*** Opening of TASK INPUT ***

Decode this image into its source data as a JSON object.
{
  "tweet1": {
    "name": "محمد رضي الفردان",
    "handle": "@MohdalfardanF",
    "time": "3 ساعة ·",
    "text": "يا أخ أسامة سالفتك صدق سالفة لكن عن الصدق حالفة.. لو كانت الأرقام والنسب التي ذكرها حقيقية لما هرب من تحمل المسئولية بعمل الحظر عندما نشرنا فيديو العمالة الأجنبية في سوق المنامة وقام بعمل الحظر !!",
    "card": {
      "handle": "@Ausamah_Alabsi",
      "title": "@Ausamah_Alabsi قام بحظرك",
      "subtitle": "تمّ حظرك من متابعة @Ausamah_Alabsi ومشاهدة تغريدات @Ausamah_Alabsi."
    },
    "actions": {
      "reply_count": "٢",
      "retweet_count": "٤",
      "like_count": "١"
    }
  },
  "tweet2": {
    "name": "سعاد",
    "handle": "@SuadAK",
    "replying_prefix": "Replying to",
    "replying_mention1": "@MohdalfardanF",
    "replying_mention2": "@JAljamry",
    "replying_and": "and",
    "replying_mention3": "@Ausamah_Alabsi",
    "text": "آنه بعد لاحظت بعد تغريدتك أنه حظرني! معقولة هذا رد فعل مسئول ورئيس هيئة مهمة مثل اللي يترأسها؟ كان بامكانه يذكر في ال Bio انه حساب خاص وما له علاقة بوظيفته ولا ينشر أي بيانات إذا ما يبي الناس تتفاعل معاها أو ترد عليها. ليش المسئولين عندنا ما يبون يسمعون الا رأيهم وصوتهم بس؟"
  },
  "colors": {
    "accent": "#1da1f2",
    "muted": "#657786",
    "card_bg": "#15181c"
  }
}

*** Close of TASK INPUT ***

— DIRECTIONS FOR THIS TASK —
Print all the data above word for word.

— TASK ANSWER —
Decode this image into its source data as a JSON object.
{
  "tweet1": {
    "name": "محمد رضي الفردان",
    "handle": "@MohdalfardanF",
    "time": "3 ساعة ·",
    "text": "يا أخ أسامة سالفتك صدق سالفة لكن عن الصدق حالفة.. لو كانت الأرقام والنسب التي ذكرها حقيقية لما هرب من تحمل المسئولية بعمل الحظر عندما نشرنا فيديو العمالة الأجنبية في سوق المنامة وقام بعمل الحظر !!",
    "card": {
      "handle": "@Ausamah_Alabsi",
      "title": "@Ausamah_Alabsi قام بحظرك",
      "subtitle": "تمّ حظرك من متابعة @Ausamah_Alabsi ومشاهدة تغريدات @Ausamah_Alabsi."
    },
    "actions": {
      "reply_count": "٢",
      "retweet_count": "٤",
      "like_count": "١"
    }
  },
  "tweet2": {
    "name": "سعاد",
    "handle": "@SuadAK",
    "replying_prefix": "Replying to",
    "replying_mention1": "@MohdalfardanF",
    "replying_mention2": "@JAljamry",
    "replying_and": "and",
    "replying_mention3": "@Ausamah_Alabsi",
    "text": "آنه بعد لاحظت بعد تغريدتك أنه حظرني! معقولة هذا رد فعل مسئول ورئيس هيئة مهمة مثل اللي يترأسها؟ كان بامكانه يذكر في ال Bio انه حساب خاص وما له علاقة بوظيفته ولا ينشر أي بيانات إذا ما يبي الناس تتفاعل معاها أو ترد عليها. ليش المسئولين عندنا ما يبون يسمعون الا رأيهم وصوتهم بس؟"
  },
  "colors": {
    "accent": "#1da1f2",
    "muted": "#657786",
    "card_bg": "#15181c"
  }
}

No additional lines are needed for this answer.